The study may have significant medical ramifications as currently there are no effective treatments for acute kidney injury – a growing problem in hospitals and clinics, according to the study’s senior co-authors, Jeremy Duffield, PhD, a researcher at BWH, and Richard Lang, PhD, a researcher at Cincinnati Children’s. Acute kidney injury is a significant cause of kidney disease, cardiovascular complications and early death, affecting as many as 16 million children and adults in the United States.
The new molecular repair pathway involves white blood cells called macrophages – part of the immune system – that respond to tissue injury by producing proteins called Wnt7b. Scientists identified the macrophage-Wnt7b pathway during experiments in mice with induced kidney injury. Wnt7b is already known to be important to the formation of kidney tissues during embryonic organ development. In this study the scientists found the protein helped initiate tissue repair and regeneration in injured kidneys.
“Our findings suggest that by migrating to the injured kidney and producing Wnt7b, macrophages are re-establishing an early molecular program for organ development that also is beneficial to tissue repair,” said Dr. Lang. “This study also indicates the pathway may be important to tissue regeneration and repair in other organs, including the heart, lung and intestine.”
Wnt7b is part of the Wnt family of proteins, which are known to help regulate cells as they proliferate, grow and become specific cell types for the body. Wnt proteins have also been linked to the regulation of stem cells in bone marrow and skin, which suggested to researchers of the current study that Wnt might have a role in tissue regeneration.

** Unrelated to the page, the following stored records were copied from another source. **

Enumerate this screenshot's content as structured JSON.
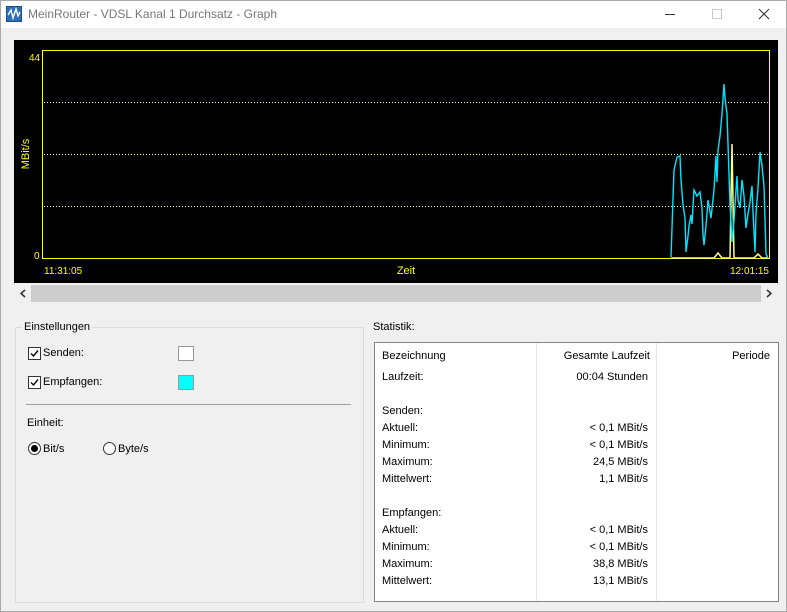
{
  "window": {
    "title": "MeinRouter - VDSL Kanal 1 Durchsatz - Graph"
  },
  "graph": {
    "y_max_label": "44",
    "y_min_label": "0",
    "y_axis_label": "MBit/s",
    "x_start_label": "11:31:05",
    "x_axis_label": "Zeit",
    "x_end_label": "12:01:15",
    "colors": {
      "send": "#ffff80",
      "receive": "#00e5ff",
      "axis": "#ffff00",
      "grid": "#ffff80"
    }
  },
  "settings": {
    "title": "Einstellungen",
    "send": {
      "label": "Senden:",
      "checked": true,
      "color": "#ffffff"
    },
    "receive": {
      "label": "Empfangen:",
      "checked": true,
      "color": "#00ffff"
    },
    "unit_label": "Einheit:",
    "unit_options": [
      "Bit/s",
      "Byte/s"
    ],
    "unit_selected": "Bit/s"
  },
  "statistics": {
    "title": "Statistik:",
    "headers": [
      "Bezeichnung",
      "Gesamte Laufzeit",
      "Periode"
    ],
    "rows": [
      {
        "label": "Laufzeit:",
        "total": "00:04 Stunden",
        "period": ""
      },
      {
        "label": "",
        "total": "",
        "period": ""
      },
      {
        "label": "Senden:",
        "total": "",
        "period": ""
      },
      {
        "label": "Aktuell:",
        "total": "< 0,1 MBit/s",
        "period": ""
      },
      {
        "label": "Minimum:",
        "total": "< 0,1 MBit/s",
        "period": ""
      },
      {
        "label": "Maximum:",
        "total": "24,5 MBit/s",
        "period": ""
      },
      {
        "label": "Mittelwert:",
        "total": "1,1 MBit/s",
        "period": ""
      },
      {
        "label": "",
        "total": "",
        "period": ""
      },
      {
        "label": "Empfangen:",
        "total": "",
        "period": ""
      },
      {
        "label": "Aktuell:",
        "total": "< 0,1 MBit/s",
        "period": ""
      },
      {
        "label": "Minimum:",
        "total": "< 0,1 MBit/s",
        "period": ""
      },
      {
        "label": "Maximum:",
        "total": "38,8 MBit/s",
        "period": ""
      },
      {
        "label": "Mittelwert:",
        "total": "13,1 MBit/s",
        "period": ""
      }
    ]
  }
}
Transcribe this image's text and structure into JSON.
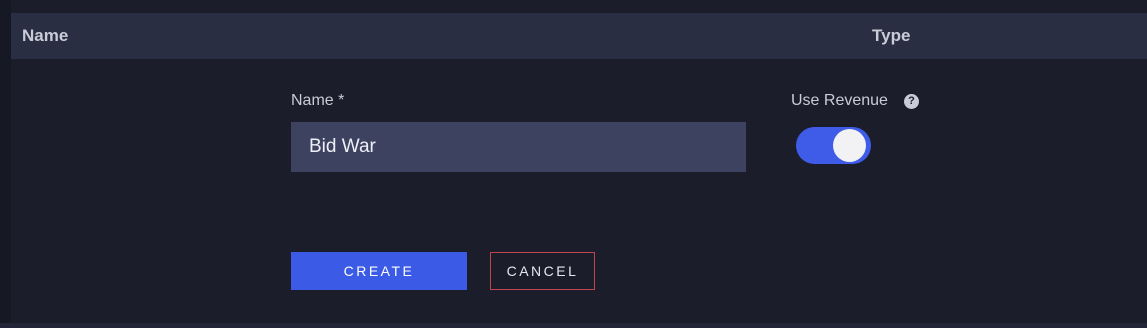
{
  "table_header": {
    "name_column": "Name",
    "type_column": "Type"
  },
  "form": {
    "name_label": "Name *",
    "name_value": "Bid War",
    "use_revenue_label": "Use Revenue",
    "use_revenue_enabled": true,
    "help_icon": "question-circle-icon",
    "create_label": "CREATE",
    "cancel_label": "CANCEL"
  },
  "colors": {
    "accent": "#3b5ae6",
    "cancel_border": "#c1454f",
    "background": "#1b1d2a",
    "header_background": "#2a2e43",
    "input_background": "#3d4260"
  }
}
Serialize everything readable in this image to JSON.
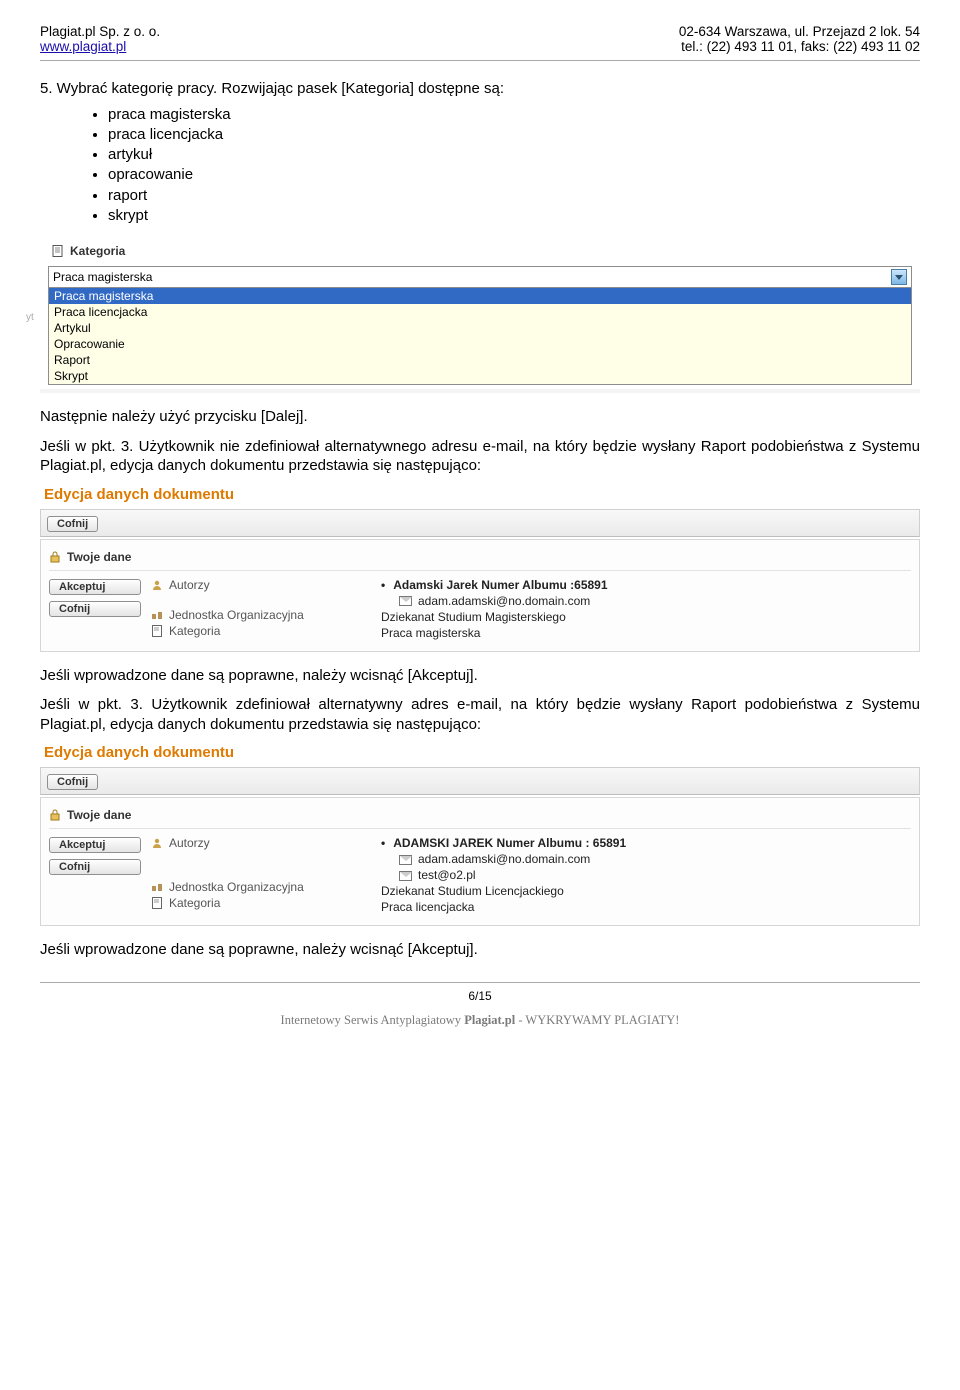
{
  "header": {
    "company": "Plagiat.pl Sp. z o. o.",
    "site": "www.plagiat.pl",
    "address": "02-634 Warszawa, ul. Przejazd 2 lok. 54",
    "phone": "tel.: (22) 493 11 01, faks: (22)  493 11 02"
  },
  "section5": {
    "lead": "5. Wybrać kategorię pracy. Rozwijając pasek [Kategoria] dostępne są:",
    "items": [
      "praca magisterska",
      "praca licencjacka",
      "artykuł",
      "opracowanie",
      "raport",
      "skrypt"
    ]
  },
  "kategoria_widget": {
    "label": "Kategoria",
    "selected": "Praca magisterska",
    "options": [
      "Praca magisterska",
      "Praca licencjacka",
      "Artykul",
      "Opracowanie",
      "Raport",
      "Skrypt"
    ],
    "sidenote": "yt"
  },
  "after1": "Następnie należy użyć przycisku [Dalej].",
  "para3a": "Jeśli w pkt. 3. Użytkownik nie zdefiniował alternatywnego adresu e-mail, na który będzie wysłany Raport podobieństwa z Systemu Plagiat.pl, edycja danych dokumentu przedstawia się następująco:",
  "edycja1": {
    "title": "Edycja danych dokumentu",
    "btn_cofnij": "Cofnij",
    "twoje_dane": "Twoje dane",
    "btn_akceptuj": "Akceptuj",
    "labels": {
      "autorzy": "Autorzy",
      "jednostka": "Jednostka Organizacyjna",
      "kategoria": "Kategoria"
    },
    "author_bold": "Adamski Jarek Numer Albumu :65891",
    "emails": [
      "adam.adamski@no.domain.com"
    ],
    "jednostka_val": "Dziekanat Studium Magisterskiego",
    "kategoria_val": "Praca magisterska"
  },
  "after2": "Jeśli wprowadzone dane są poprawne, należy wcisnąć [Akceptuj].",
  "para3b": "Jeśli w pkt. 3. Użytkownik zdefiniował alternatywny adres e-mail, na który będzie wysłany Raport podobieństwa z Systemu Plagiat.pl, edycja danych dokumentu przedstawia się następująco:",
  "edycja2": {
    "title": "Edycja danych dokumentu",
    "btn_cofnij": "Cofnij",
    "twoje_dane": "Twoje dane",
    "btn_akceptuj": "Akceptuj",
    "labels": {
      "autorzy": "Autorzy",
      "jednostka": "Jednostka Organizacyjna",
      "kategoria": "Kategoria"
    },
    "author_bold": "ADAMSKI JAREK Numer Albumu : 65891",
    "emails": [
      "adam.adamski@no.domain.com",
      "test@o2.pl"
    ],
    "jednostka_val": "Dziekanat Studium Licencjackiego",
    "kategoria_val": "Praca licencjacka"
  },
  "after3": "Jeśli wprowadzone dane są poprawne, należy wcisnąć [Akceptuj].",
  "footer": {
    "pagenum": "6/15",
    "line": "Internetowy Serwis Antyplagiatowy Plagiat.pl - WYKRYWAMY PLAGIATY!"
  }
}
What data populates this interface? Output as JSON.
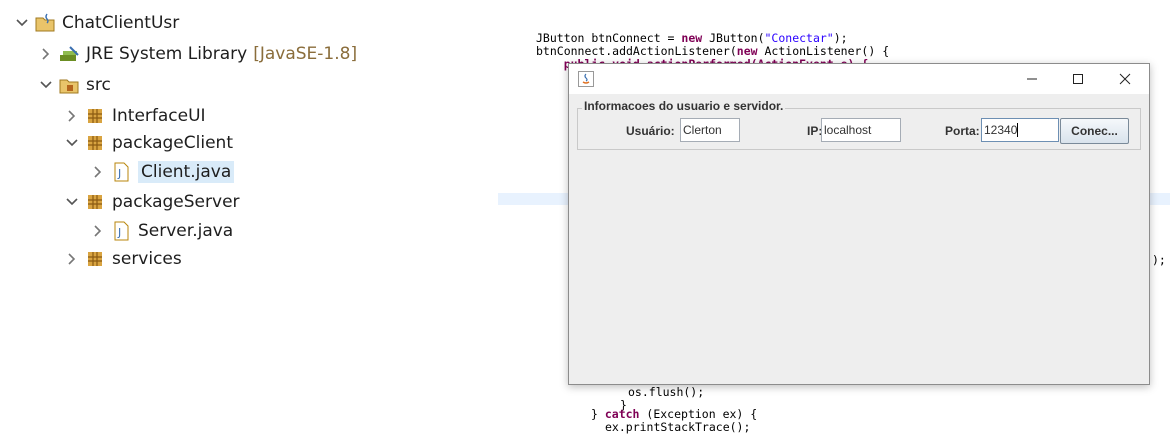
{
  "tree": {
    "project": "ChatClientUsr",
    "jre": "JRE System Library",
    "jre_version": "[JavaSE-1.8]",
    "src": "src",
    "packages": {
      "interface_ui": "InterfaceUI",
      "package_client": "packageClient",
      "client_java": "Client.java",
      "package_server": "packageServer",
      "server_java": "Server.java",
      "services": "services"
    }
  },
  "code": {
    "line1_a": "JButton btnConnect = ",
    "line1_kw": "new",
    "line1_b": " JButton(",
    "line1_str": "\"Conectar\"",
    "line1_c": ");",
    "line2_a": "btnConnect.addActionListener(",
    "line2_kw": "new",
    "line2_b": " ActionListener() {",
    "line3": "    public void actionPerformed(ActionEvent e) {",
    "right_fragment": ");",
    "flush": "os.flush();",
    "close_brace": "}",
    "catch_a": "} ",
    "catch_kw": "catch",
    "catch_b": " (Exception ex) {",
    "trace": "ex.printStackTrace();"
  },
  "window": {
    "panel_title": "Informacoes do usuario e servidor.",
    "user_label": "Usuário:",
    "user_value": "Clerton",
    "ip_label": "IP:",
    "ip_value": "localhost",
    "port_label": "Porta:",
    "port_value": "12340",
    "connect_button": "Conec...",
    "minimize": "—",
    "maximize": "☐",
    "close": "✕"
  }
}
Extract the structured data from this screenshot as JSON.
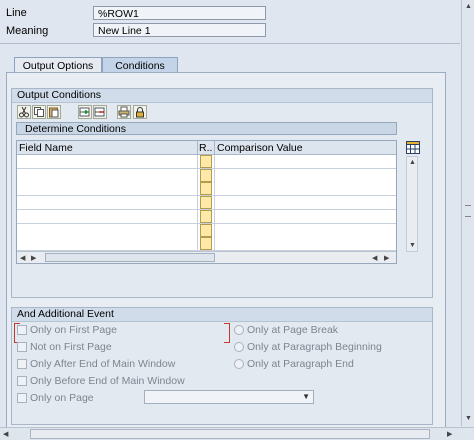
{
  "header": {
    "line_label": "Line",
    "line_value": "%ROW1",
    "meaning_label": "Meaning",
    "meaning_value": "New Line 1"
  },
  "tabs": [
    {
      "label": "Output Options",
      "active": false
    },
    {
      "label": "Conditions",
      "active": true
    }
  ],
  "output_conditions": {
    "title": "Output Conditions",
    "toolbar_icons": [
      "cut-icon",
      "copy-icon",
      "paste-icon",
      "insert-row-icon",
      "delete-row-icon",
      "print-icon",
      "lock-icon"
    ],
    "table": {
      "title": "Determine Conditions",
      "columns": [
        "Field Name",
        "R..",
        "Comparison Value"
      ],
      "row_count": 7,
      "settings_icon": "table-settings-icon"
    }
  },
  "additional_event": {
    "title": "And Additional Event",
    "checkboxes": [
      "Only on First Page",
      "Not on First Page",
      "Only After End of Main Window",
      "Only Before End of Main Window",
      "Only on Page"
    ],
    "radios": [
      "Only at Page Break",
      "Only at Paragraph Beginning",
      "Only at Paragraph End"
    ],
    "page_select_value": ""
  },
  "colors": {
    "background": "#dfe6ef",
    "tab_active": "#c4d4e8",
    "condition_button": "#ffe9a8",
    "focus_marker": "#c0392b"
  }
}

The researchers conducted a number of experiments of kidney injury in mice to identify the repair pathway, finding that:
• Silencing macrophage white blood cells through a process called ablation reduced the response level of Wnt proteins to injured kidney cells.
• Deleting the Wnt7b protein from macrophages diminished normal tissue repair functions in injured kidneys.
• Injecting into the injured kidneys a protein calked Dkk2, which interacts with and is known to help regulate the Wnt pathway during embryonic development, enhanced the macrophage-Wnt7b repair process. It also restored epithelial surface cells that line internal kidney surfaces and suggested a therapeutic potential for the pathway.
Drs. Lang and Duffield said the repair pathway may benefit other injured organs because macrophages act somewhat like a universal emergency responder in the body, rushing to injured tissues wherever damage occurs. Another factor is the central role the Wnt pathway plays in cell regulation and function throughout the body.
Other collaborating institutions in the study include: the Department of Medicine, National Taiwan University Hospital, Tipei, Taiwan; Department of Structural Biology, St, Jude Children’s Hospital, Memphis, Tenn.; departments of Internal Medicine and Molecular Biology, University of Texas Southwest Medical Center; Department of Molecular and Developmental Biology, Albert Einstein College of Medicine of Yeshiva University, Bronx, N.Y.; Department of Molecular and Cellular Biology, Harvard University; the Visual Systems Group in the divisions of Pediatric Opthamology and Developmental Biology at Cincinnati Children’s; and Department of Opthamology, University of Cincinnati.
Funding support came from the National Institutes of Health, the American Society of Nephrology Gottschalk Award, the Genzyme Renal Initiatives Program, a National Taiwan Merit Award, the Pearle Vision Foundation (Research to Prevent Blindness) and the Abrahamson Pediatric Eye Institute Endowment at Cincinnati Children’s.